= Try it =
Your answer must be one number: the count of lines below that hold the word "ZEILE".

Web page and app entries
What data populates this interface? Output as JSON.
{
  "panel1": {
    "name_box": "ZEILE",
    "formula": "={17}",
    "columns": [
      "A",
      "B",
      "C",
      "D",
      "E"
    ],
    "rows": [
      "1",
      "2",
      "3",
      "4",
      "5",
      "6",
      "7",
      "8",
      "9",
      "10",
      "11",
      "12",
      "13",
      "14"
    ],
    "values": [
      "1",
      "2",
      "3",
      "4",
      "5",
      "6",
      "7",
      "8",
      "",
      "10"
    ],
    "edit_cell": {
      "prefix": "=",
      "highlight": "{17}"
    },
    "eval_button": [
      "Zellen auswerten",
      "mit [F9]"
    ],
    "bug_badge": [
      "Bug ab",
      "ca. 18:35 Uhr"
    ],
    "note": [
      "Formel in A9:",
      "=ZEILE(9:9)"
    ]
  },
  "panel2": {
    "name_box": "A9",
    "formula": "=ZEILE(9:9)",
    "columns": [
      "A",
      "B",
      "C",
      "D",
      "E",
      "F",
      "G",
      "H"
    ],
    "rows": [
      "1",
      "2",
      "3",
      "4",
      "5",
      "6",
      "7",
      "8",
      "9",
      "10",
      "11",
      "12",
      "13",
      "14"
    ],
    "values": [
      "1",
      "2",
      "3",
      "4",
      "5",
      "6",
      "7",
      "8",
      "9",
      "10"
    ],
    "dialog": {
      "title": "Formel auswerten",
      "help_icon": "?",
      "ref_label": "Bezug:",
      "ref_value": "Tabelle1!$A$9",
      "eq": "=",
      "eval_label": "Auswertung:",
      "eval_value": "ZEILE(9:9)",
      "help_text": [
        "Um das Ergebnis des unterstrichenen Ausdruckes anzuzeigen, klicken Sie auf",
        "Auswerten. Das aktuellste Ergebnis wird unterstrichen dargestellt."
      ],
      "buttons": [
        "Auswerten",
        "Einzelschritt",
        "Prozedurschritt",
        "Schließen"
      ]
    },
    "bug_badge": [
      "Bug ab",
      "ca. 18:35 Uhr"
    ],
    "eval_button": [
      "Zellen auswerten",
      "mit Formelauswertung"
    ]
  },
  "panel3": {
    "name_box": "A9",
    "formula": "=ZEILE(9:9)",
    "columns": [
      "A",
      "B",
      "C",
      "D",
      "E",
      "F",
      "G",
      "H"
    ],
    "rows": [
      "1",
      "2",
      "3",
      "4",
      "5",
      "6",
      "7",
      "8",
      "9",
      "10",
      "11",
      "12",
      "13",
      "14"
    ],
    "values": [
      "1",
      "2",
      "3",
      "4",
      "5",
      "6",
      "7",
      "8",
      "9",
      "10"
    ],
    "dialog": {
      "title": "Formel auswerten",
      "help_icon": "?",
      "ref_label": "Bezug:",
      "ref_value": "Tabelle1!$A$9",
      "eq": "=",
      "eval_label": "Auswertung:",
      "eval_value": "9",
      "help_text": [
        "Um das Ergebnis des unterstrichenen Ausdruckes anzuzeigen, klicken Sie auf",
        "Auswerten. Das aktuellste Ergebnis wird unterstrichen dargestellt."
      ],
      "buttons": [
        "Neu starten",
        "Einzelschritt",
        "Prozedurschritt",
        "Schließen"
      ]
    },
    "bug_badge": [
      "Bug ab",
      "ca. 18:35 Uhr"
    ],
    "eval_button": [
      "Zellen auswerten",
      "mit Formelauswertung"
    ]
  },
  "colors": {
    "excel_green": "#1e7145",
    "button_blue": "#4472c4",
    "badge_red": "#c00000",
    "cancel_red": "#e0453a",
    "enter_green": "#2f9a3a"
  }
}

= Written reply =
5